The need to find new ways of communication between the electorate and voters was a striking symbol of this programme. With the exception of the debate from Grimsby, when Labour MP Margaret Beckett was booed by a Question Time audience angered by the expenses scandal revealed by the Daily Telegraph, it is hard to recall a previous Question Time’s when the main topical issue of the week (the two day postal strike) was not even mentioned. The result was, with every question focused on BNP policy Nick Griffin was given the chance to accuse the BBC of changing the format to direct all questions at him, which is undoubtedly what happened that evening.
It is very rare for Question Time to be dominated by one subject and the need to find new ways of communication between the electorate and voters was apparent and a striking symbol of this programme. Undoubtedly, Nick Griffin expected “a fair old political rough and tumble” throwing around such accusations beforehand lambasting the Labour Party and accusing them of “paying for the demonstrators to turn up and protest.” In times of voter apathy, however, some people really feel that a vote for the BNP would spark a real debate on immigration in the House of Commons.

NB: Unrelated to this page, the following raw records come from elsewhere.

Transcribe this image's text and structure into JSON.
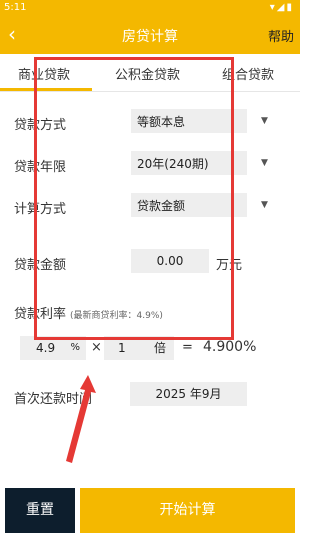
{
  "status_bar": {
    "time": "5:11",
    "icons": "▾◢▮"
  },
  "app_bar": {
    "back_icon": "‹",
    "title": "房贷计算",
    "help": "帮助"
  },
  "tabs": [
    {
      "label": "商业贷款",
      "selected": true
    },
    {
      "label": "公积金贷款",
      "selected": false
    },
    {
      "label": "组合贷款",
      "selected": false
    }
  ],
  "form": {
    "repayment_method": {
      "label": "贷款方式",
      "value": "等额本息"
    },
    "loan_term": {
      "label": "贷款年限",
      "value": "20年(240期)"
    },
    "calc_method": {
      "label": "计算方式",
      "value": "贷款金额"
    },
    "loan_amount": {
      "label": "贷款金额",
      "value": "0.00",
      "unit": "万元"
    },
    "interest_rate": {
      "label": "贷款利率",
      "hint": "(最新商贷利率：4.9%)",
      "base_rate": "4.9",
      "percent_sign": "%",
      "multiply_sign": "×",
      "multiplier": "1",
      "multiplier_unit": "倍",
      "equals_sign": "=",
      "result": "4.900%"
    },
    "first_payment": {
      "label": "首次还款时间",
      "value": "2025 年9月"
    }
  },
  "buttons": {
    "reset": "重置",
    "start": "开始计算"
  },
  "colors": {
    "accent": "#f4b800",
    "dark_button": "#0d1e2d",
    "annotation": "#e53935"
  }
}
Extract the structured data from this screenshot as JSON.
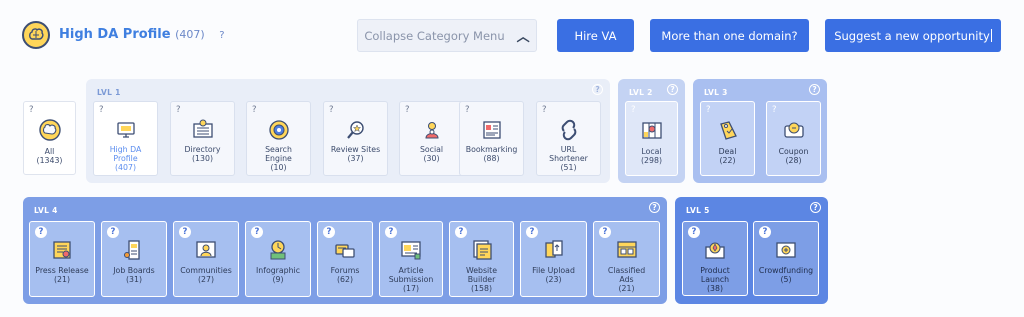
{
  "header": {
    "title": "High DA Profile",
    "count": "(407)",
    "help": "?",
    "collapse_label": "Collapse Category Menu",
    "hire_label": "Hire VA",
    "domain_label": "More than one domain?",
    "suggest_label": "Suggest a new opportunity"
  },
  "all_card": {
    "help": "?",
    "name": "All",
    "count": "(1343)"
  },
  "levels": {
    "lvl1": {
      "label": "LVL 1",
      "help": "?"
    },
    "lvl2": {
      "label": "LVL 2",
      "help": "?"
    },
    "lvl3": {
      "label": "LVL 3",
      "help": "?"
    },
    "lvl4": {
      "label": "LVL 4",
      "help": "?"
    },
    "lvl5": {
      "label": "LVL 5",
      "help": "?"
    }
  },
  "lvl1_items": [
    {
      "name": "High DA",
      "name2": "Profile",
      "count": "(407)",
      "icon": "monitor-icon",
      "help": "?"
    },
    {
      "name": "Directory",
      "name2": "",
      "count": "(130)",
      "icon": "directory-icon",
      "help": "?"
    },
    {
      "name": "Search",
      "name2": "Engine",
      "count": "(10)",
      "icon": "search-engine-icon",
      "help": "?"
    },
    {
      "name": "Review Sites",
      "name2": "",
      "count": "(37)",
      "icon": "magnifier-star-icon",
      "help": "?"
    },
    {
      "name": "Social",
      "name2": "",
      "count": "(30)",
      "icon": "people-icon",
      "help": "?"
    },
    {
      "name": "Bookmarking",
      "name2": "",
      "count": "(88)",
      "icon": "bookmark-icon",
      "help": "?"
    },
    {
      "name": "URL",
      "name2": "Shortener",
      "count": "(51)",
      "icon": "link-icon",
      "help": "?"
    }
  ],
  "lvl2_items": [
    {
      "name": "Local",
      "name2": "",
      "count": "(298)",
      "icon": "map-icon",
      "help": "?"
    }
  ],
  "lvl3_items": [
    {
      "name": "Deal",
      "name2": "",
      "count": "(22)",
      "icon": "tag-icon",
      "help": "?"
    },
    {
      "name": "Coupon",
      "name2": "",
      "count": "(28)",
      "icon": "coupon-icon",
      "help": "?"
    }
  ],
  "lvl4_items": [
    {
      "name": "Press Release",
      "name2": "",
      "count": "(21)",
      "icon": "press-icon",
      "help": "?"
    },
    {
      "name": "Job Boards",
      "name2": "",
      "count": "(31)",
      "icon": "job-board-icon",
      "help": "?"
    },
    {
      "name": "Communities",
      "name2": "",
      "count": "(27)",
      "icon": "community-icon",
      "help": "?"
    },
    {
      "name": "Infographic",
      "name2": "",
      "count": "(9)",
      "icon": "infographic-icon",
      "help": "?"
    },
    {
      "name": "Forums",
      "name2": "",
      "count": "(62)",
      "icon": "forum-icon",
      "help": "?"
    },
    {
      "name": "Article",
      "name2": "Submission",
      "count": "(17)",
      "icon": "article-icon",
      "help": "?"
    },
    {
      "name": "Website",
      "name2": "Builder",
      "count": "(158)",
      "icon": "website-builder-icon",
      "help": "?"
    },
    {
      "name": "File Upload",
      "name2": "",
      "count": "(23)",
      "icon": "file-upload-icon",
      "help": "?"
    },
    {
      "name": "Classified",
      "name2": "Ads",
      "count": "(21)",
      "icon": "classified-icon",
      "help": "?"
    }
  ],
  "lvl5_items": [
    {
      "name": "Product",
      "name2": "Launch",
      "count": "(38)",
      "icon": "rocket-icon",
      "help": "?"
    },
    {
      "name": "Crowdfunding",
      "name2": "",
      "count": "(5)",
      "icon": "crowdfunding-icon",
      "help": "?"
    }
  ],
  "colors": {
    "accent_blue": "#3a6fe3",
    "lvl1_bg": "#e9eef8",
    "lvl23_bg": "#a9bff0",
    "lvl45_bg": "#7d9ee6",
    "selected_text": "#5b8def",
    "icon_yellow": "#ffd65a"
  }
}
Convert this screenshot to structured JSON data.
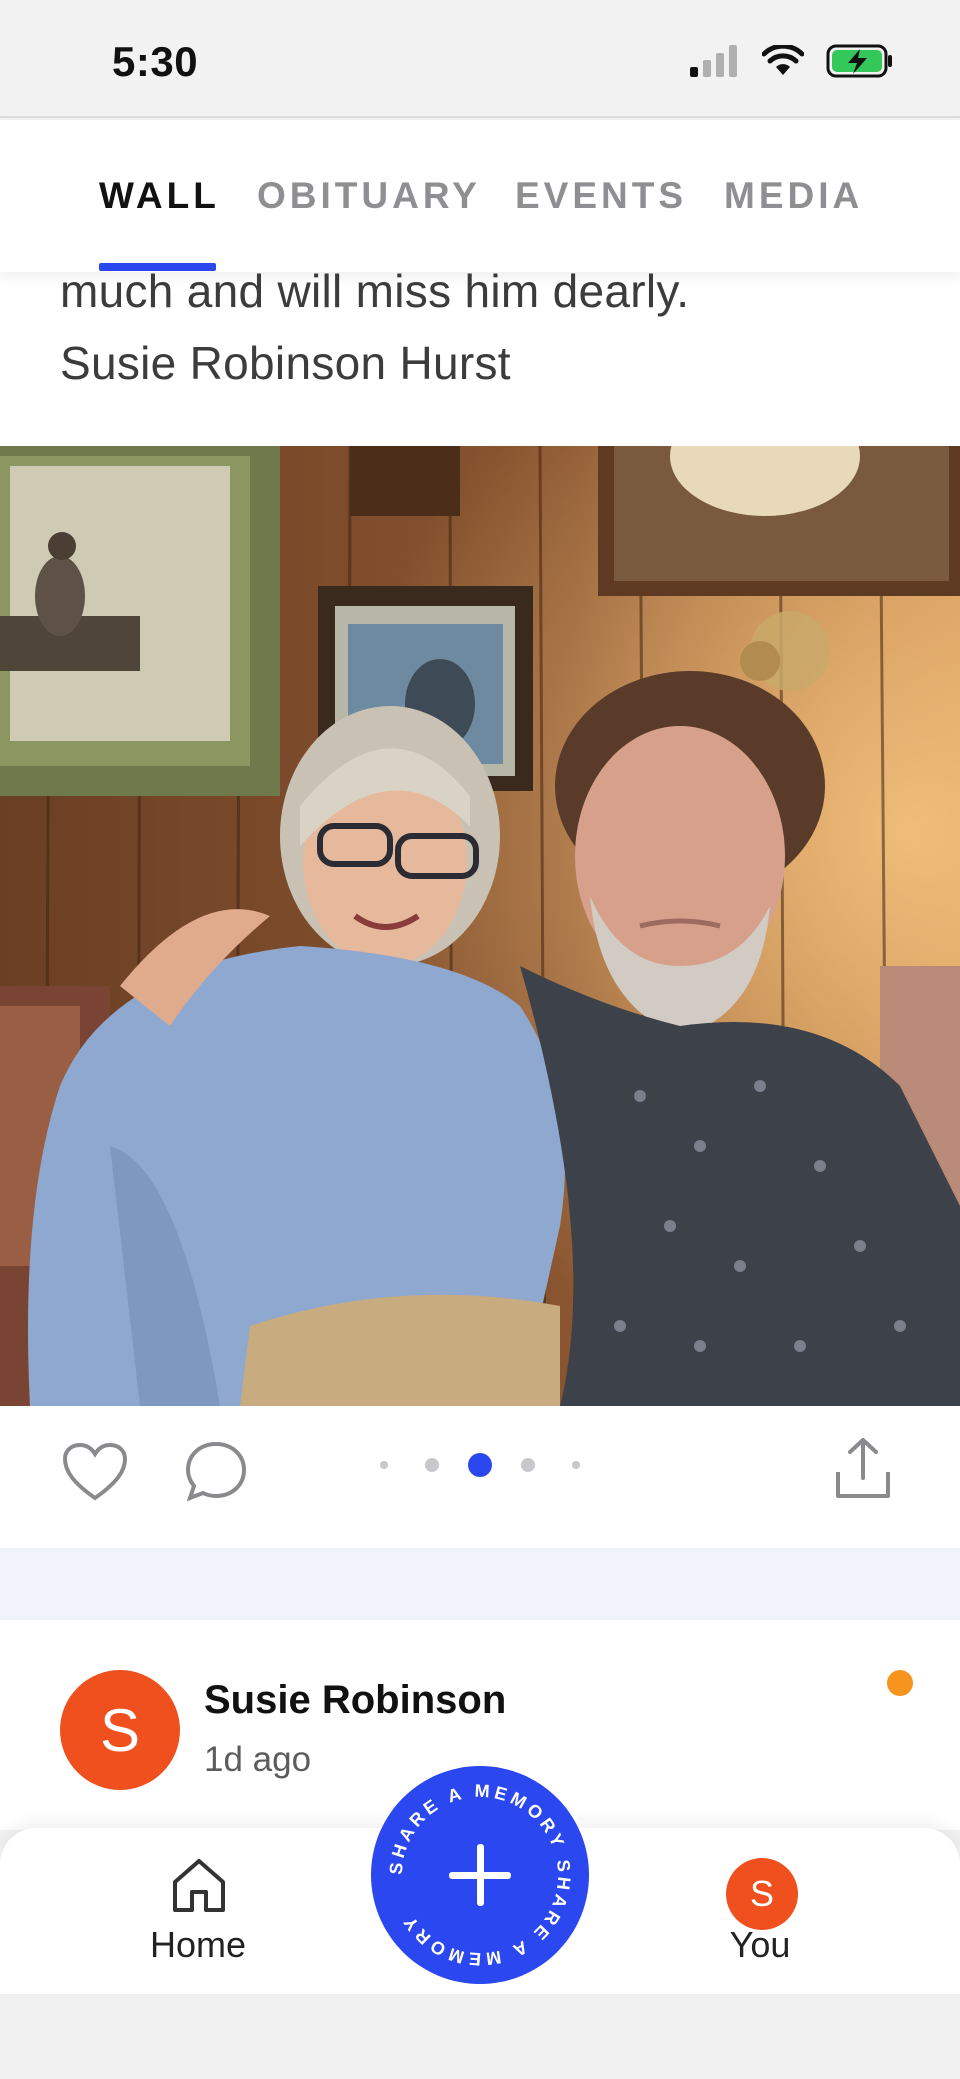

Overall his mannerisms in front of the camera were that of man who knew he was in for some scathing criticism from audience members and his view on the gay community kissing in public, as “creepy” did nothing to change his public image.
However, in the end this was nothing but a win win situation for the BNP and Nick Griffin. The publicity surrounding this event before and after has propelled their party onto the front pages of all the national papers and it was the biggest talking point on the social networking site Twitter on the day of the show.
With stories now emerging on the BBC website this week, suggesting they could be invited back on an annual basis, with the likelihood also that the BNP will be able to have a party political broadcast screened on the BBC in the run up to the next general election will spark further emotions.
The genie has well and truly been released from the bottle and there is no putting it back, the BNP if voting patterns continue will play a small but significant part in British politics in the years to come, this will not be the last time they debate political issues at the top table in the future.
Read more on Question Time and watch the Video
BBC's Andrew Marr Interviews Nick Griffin Leader of the BNP